Obstructive sleep apnea and health-threatening snoring are no longer just problems among grown-ups. Researchers from a recent study stated that night time awakenings and other hints are more likely to help parents achieve the right diagnosis and assistance for children with sleep breathing problems that are often overlooked.

Researchers at the Albert Einstein College of Medicine at the Yeshiva University followed the night time sleep disturbances and sleep quality of more than 11,000 British children from the age of 18 months until they reached 5 years of age.

Parents were questioned if the children had diagnosis of snoring or sleep apnea that interrupted their sleep pattern. To clearly identify at-home evidence of these conditions, researchers also questioned the parents on whether the sleeping kids exhibited any of the following unexpected signs of sleep problem:

Difficulty in sleeping
Refusing to go to sleep
Waking up early on a regular basis
Occurrence of nightmares
Night time awakenings
Getting up after being put to bed

Children who simultaneously experience 5 or more of these sleep behaviors were considered as having significant behavioral sleep issues. The study revealed a strong link between night time sleep problems that are noticeable by parents and the more serious SDB or sleep-disordered breathing problem. Forty percent of the children experiencing significant behavioral sleep issues also experience sleep-disordered breathing.

What is the connection? Researchers stated that night time awakenings or refusal to sleep will not result to sleep-disordered breathing however a breathing problem can trigger those problems. The group also warned parents that responding to the night time awakenings and similar issues may encourage those habits in children, even after the underlying breathing issues have been treated.
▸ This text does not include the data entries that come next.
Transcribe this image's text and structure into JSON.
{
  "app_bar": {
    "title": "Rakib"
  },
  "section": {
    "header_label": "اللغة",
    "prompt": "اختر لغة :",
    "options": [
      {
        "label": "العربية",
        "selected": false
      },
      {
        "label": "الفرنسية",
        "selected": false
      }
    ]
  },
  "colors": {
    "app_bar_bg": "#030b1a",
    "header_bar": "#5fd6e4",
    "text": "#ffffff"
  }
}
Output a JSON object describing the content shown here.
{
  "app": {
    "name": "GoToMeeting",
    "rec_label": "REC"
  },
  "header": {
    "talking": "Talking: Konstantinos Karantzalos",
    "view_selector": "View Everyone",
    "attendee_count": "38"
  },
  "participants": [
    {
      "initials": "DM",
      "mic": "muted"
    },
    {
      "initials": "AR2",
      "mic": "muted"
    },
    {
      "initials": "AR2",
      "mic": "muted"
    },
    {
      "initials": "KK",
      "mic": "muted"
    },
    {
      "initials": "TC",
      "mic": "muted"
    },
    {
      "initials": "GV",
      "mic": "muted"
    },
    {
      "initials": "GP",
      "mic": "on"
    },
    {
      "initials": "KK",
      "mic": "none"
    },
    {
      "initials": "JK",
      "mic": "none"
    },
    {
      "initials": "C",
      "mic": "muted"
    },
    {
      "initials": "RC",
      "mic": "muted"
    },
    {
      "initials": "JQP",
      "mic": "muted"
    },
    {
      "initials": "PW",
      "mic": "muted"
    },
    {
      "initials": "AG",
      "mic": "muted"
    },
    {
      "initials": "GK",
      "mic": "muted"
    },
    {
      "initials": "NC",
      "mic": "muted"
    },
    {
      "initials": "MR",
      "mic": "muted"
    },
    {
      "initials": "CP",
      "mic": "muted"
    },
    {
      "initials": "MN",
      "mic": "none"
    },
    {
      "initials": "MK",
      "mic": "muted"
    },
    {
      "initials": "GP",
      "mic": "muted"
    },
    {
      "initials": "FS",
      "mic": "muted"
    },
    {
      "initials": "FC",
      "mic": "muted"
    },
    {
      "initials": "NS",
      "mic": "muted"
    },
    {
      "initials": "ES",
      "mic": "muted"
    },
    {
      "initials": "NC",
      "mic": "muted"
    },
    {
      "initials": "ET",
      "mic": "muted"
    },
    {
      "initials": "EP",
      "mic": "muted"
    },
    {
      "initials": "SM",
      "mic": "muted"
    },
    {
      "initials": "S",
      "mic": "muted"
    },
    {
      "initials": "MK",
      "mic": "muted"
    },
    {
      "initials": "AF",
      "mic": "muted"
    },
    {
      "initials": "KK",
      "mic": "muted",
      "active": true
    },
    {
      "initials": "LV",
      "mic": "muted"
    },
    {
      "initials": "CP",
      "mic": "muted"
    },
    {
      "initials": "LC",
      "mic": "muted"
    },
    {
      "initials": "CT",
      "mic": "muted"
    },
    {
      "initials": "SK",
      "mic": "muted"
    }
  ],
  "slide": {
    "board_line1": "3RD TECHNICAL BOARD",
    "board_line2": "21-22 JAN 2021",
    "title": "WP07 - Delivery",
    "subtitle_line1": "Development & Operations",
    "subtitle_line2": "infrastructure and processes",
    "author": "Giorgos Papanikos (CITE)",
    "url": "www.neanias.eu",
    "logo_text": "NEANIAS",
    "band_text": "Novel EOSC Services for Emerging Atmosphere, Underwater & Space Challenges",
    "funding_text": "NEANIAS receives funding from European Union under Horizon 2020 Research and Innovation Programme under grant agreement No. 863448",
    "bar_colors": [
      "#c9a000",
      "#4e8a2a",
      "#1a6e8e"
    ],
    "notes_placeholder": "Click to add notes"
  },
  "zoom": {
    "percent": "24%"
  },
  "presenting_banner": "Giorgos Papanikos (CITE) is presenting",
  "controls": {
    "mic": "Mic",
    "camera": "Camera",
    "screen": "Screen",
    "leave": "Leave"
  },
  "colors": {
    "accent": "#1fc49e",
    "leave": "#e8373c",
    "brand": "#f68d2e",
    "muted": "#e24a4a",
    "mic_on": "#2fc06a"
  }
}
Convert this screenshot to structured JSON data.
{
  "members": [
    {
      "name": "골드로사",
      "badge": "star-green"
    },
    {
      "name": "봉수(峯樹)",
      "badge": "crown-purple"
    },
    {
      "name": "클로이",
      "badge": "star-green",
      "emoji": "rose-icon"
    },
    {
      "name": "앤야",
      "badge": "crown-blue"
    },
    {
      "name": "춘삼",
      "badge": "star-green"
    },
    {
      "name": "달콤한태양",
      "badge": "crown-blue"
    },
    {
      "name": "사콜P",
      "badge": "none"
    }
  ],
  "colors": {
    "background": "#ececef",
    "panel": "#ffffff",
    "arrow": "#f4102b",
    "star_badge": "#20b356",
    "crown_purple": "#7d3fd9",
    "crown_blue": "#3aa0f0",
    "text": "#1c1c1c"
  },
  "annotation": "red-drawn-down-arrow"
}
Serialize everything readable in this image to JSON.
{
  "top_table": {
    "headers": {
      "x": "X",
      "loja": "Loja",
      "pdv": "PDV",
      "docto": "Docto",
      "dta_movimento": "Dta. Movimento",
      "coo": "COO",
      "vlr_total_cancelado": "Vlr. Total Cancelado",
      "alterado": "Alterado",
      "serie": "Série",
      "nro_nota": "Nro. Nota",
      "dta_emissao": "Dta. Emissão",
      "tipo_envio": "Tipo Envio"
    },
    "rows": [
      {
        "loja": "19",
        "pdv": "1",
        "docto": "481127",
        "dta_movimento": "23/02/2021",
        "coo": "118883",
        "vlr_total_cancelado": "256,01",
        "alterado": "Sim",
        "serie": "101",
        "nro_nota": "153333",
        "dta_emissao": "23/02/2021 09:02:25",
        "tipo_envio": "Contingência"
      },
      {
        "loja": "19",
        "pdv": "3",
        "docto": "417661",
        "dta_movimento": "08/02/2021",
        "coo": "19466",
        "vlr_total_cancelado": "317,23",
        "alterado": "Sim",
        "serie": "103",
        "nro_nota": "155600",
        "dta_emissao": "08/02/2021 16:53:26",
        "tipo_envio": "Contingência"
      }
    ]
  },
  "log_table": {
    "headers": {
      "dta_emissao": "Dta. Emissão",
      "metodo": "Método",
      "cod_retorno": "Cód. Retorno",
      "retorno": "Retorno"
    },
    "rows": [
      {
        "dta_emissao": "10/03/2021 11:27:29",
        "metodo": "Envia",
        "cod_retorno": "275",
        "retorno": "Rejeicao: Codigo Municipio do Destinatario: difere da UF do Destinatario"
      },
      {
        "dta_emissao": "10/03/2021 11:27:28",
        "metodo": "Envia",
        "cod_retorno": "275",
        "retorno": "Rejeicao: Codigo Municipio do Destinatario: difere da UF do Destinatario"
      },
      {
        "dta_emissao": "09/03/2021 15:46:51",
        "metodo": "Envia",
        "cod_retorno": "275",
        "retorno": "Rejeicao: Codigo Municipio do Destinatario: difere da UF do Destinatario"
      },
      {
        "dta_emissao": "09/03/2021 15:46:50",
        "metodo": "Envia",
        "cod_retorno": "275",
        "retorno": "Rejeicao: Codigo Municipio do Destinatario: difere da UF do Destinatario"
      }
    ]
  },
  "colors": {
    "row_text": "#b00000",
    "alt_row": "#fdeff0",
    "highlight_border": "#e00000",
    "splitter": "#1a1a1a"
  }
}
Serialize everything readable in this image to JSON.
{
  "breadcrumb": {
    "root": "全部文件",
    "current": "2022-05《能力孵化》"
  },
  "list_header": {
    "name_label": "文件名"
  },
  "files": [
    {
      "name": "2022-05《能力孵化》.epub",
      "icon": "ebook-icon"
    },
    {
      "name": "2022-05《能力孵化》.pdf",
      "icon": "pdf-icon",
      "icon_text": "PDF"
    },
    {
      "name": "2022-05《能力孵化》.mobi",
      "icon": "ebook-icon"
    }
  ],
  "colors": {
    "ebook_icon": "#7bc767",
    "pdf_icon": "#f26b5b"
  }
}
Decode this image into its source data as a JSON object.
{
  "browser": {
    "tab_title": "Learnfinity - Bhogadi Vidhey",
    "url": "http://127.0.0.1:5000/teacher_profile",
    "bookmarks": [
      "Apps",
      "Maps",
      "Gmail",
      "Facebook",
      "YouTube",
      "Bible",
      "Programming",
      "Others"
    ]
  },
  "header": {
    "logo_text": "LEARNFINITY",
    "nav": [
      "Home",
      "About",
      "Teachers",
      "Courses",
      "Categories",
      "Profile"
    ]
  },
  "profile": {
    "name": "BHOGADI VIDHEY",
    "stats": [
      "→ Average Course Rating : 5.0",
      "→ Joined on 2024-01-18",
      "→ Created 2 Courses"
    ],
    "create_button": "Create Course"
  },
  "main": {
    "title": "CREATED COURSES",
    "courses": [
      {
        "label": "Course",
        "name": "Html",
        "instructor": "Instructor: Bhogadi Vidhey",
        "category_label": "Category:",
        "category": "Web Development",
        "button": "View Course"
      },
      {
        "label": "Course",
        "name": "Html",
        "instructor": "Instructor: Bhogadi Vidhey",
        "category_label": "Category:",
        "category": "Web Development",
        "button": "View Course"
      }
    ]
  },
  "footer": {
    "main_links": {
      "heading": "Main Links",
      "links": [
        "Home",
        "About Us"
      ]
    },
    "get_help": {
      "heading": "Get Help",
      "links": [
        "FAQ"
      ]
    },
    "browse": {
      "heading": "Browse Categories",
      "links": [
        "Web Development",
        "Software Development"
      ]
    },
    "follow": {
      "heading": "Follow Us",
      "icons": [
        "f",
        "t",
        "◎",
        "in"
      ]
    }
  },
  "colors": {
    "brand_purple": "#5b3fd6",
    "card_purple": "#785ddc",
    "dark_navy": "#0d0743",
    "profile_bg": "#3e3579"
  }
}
According to Karen Bonuck, Ph.D., a professor of family & social medicine and the obstetrics & gynecology and women’s health at the Albert Einstein College, there are enough clues, which suggest that any interruptions in sleep can affect the child’s cognitive, behavioral, academic, and emotional development in a negative way. Fortunately, the apnea and snoring issues are very treatable. There have already been several effective interventions available for a number of behavioral sleeping disorders children commonly experience. Dr. Bonuck stated that the results of the study should help raise awareness among physicians and parents that poor sleeping patterns observed in children is enough reason to delve deeper in order to find out if the kids are suffering from unrecognized breathing-related sleep problem.

Author's Bio: 

Mike Smith writes on various topics including sleep and insomnia, health advice and health. He is published on more than 300 websites including: www.cityofsleep.com